Instead, he said the organisers should have invited Christian leaders to explain issues that were causing concern among Muslims.

“It would have been more effective if Christians were invited to explain matters that have caused concern among Muslims such as the use of the word Allah, so that prejudices among the two sides could have been reduced,” said Mujahid, who is also Parit Buntar MP.

The public lecture at Universiti Teknologi Mara (UiTM) in Shah Alam has sparked widespread outrage, particularly among Christian groups.

At the day-long seminar in its Shah Alam campus yesterday, UiTM had invited several Indonesian Muslims, academics and converts, to lecture on the use of the Arabic word for God, “Allah”, in the Malay archipelago and their interpretation on the life of Jesus Christ, whom Christians revere as God manifest on earth.

A speaker told the thousand-strong audience — which included former prime minister Tun Abdullah Ahmad Badawi — that the New Testament gospels, which recount the life of Jesus, were hearsay and falsehoods as the prophet was only “a human slave to Allah” and not a divine being.

Another said that Christians should convert to Islam as they would be “betraying Jesus” and his principles otherwise.

The Council of Churches of Malaysia called the seminar a masquerade to spread “hate speech and sectarian religious propaganda.”

Accusing the organisers of the seminar of bias for not allowing rebuttal of controversial interpretations of Christianity presented during yesterday’s event, the group representing the majority of the country’s churches categorised the act as an “abuse of trust and stewardship.”

It added that an honest exchange of ideas would have given space for conflicting ideas and views to those presented yesterday, which included claims that the Gospels of the New Testament were “fake” and Jesus Christ, the Christian Messiah, to be simply a “human slave to Allah”.

This follows criticism from another Christian group, the National Evangelical Christian Fellowship (NECF), who this morning expressed dismay over the decision by UiTM to conduct a seminar in which Indonesian Muslims interpreted Christian doctrine.

The NECF branded the programme “negative” and a threat to the peaceful co-existence and harmony of diverse religions.

Mujahid said this evening in a press statement that if there was indeed proof of a mass Christianisation attempt on Muslims, it should be reported to the authorities.

But the PAS leader said that if sweeping generalisations were made about attempts to convert Christians then it would only serve to spark anger and affect ties between Muslims and Christians.

The lecture took place against the backdrop of strained ties between Muslims and Christians over the use of the Arabic word “Allah”

Last year, the Court of Appeal overturned a lower court’s decision to allow a Catholic newspaper to use the word.
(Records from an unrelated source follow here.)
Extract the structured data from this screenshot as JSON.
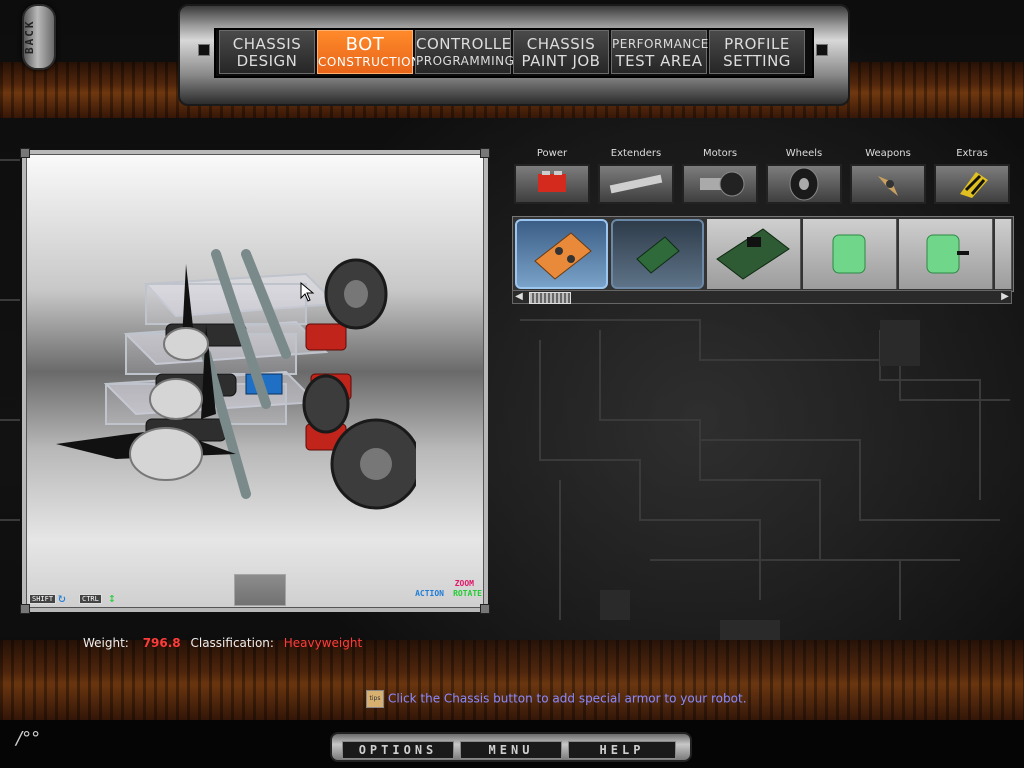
{
  "back_button": {
    "label": "BACK"
  },
  "nav": [
    {
      "line1": "CHASSIS",
      "line2": "DESIGN",
      "active": false
    },
    {
      "line1": "BOT",
      "line2": "CONSTRUCTION",
      "active": true
    },
    {
      "line1": "CONTROLLER",
      "line2": "PROGRAMMING",
      "active": false
    },
    {
      "line1": "CHASSIS",
      "line2": "PAINT JOB",
      "active": false
    },
    {
      "line1": "PERFORMANCE",
      "line2": "TEST AREA",
      "active": false
    },
    {
      "line1": "PROFILE",
      "line2": "SETTING",
      "active": false
    }
  ],
  "categories": [
    {
      "label": "Power",
      "icon": "battery-icon"
    },
    {
      "label": "Extenders",
      "icon": "extender-bar-icon"
    },
    {
      "label": "Motors",
      "icon": "motor-icon"
    },
    {
      "label": "Wheels",
      "icon": "wheel-icon"
    },
    {
      "label": "Weapons",
      "icon": "weapon-blade-icon"
    },
    {
      "label": "Extras",
      "icon": "hazard-stripes-icon"
    }
  ],
  "parts": [
    {
      "name": "orange-controller-board",
      "selected": true
    },
    {
      "name": "green-receiver-board",
      "selected": false,
      "dim": true
    },
    {
      "name": "green-circuit-board",
      "selected": false
    },
    {
      "name": "green-battery-pack",
      "selected": false
    },
    {
      "name": "green-battery-pack-with-lead",
      "selected": false
    }
  ],
  "viewport_hints": {
    "shift": "SHIFT",
    "ctrl": "CTRL",
    "action": "ACTION",
    "zoom": "ZOOM",
    "rotate": "ROTATE"
  },
  "info": {
    "weight_label": "Weight:",
    "weight_value": "796.8",
    "class_label": "Classification:",
    "class_value": "Heavyweight"
  },
  "tip": {
    "icon_text": "tips",
    "text": "Click the Chassis button to add special armor to your robot."
  },
  "bottom_menu": {
    "options": "OPTIONS",
    "menu": "MENU",
    "help": "HELP"
  },
  "corner_mark": "/°°",
  "colors": {
    "active_tab": "#e8651a",
    "value_red": "#ff3c3c",
    "tip_text": "#8a8aff",
    "action_blue": "#1e7bd6",
    "zoom_pink": "#e0186a",
    "rotate_green": "#22cc33"
  }
}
The appellate court ruled that “Allah” was not an integral part of Christianity.

The Catholic church is looking to appeal the decision at the country’s highest court.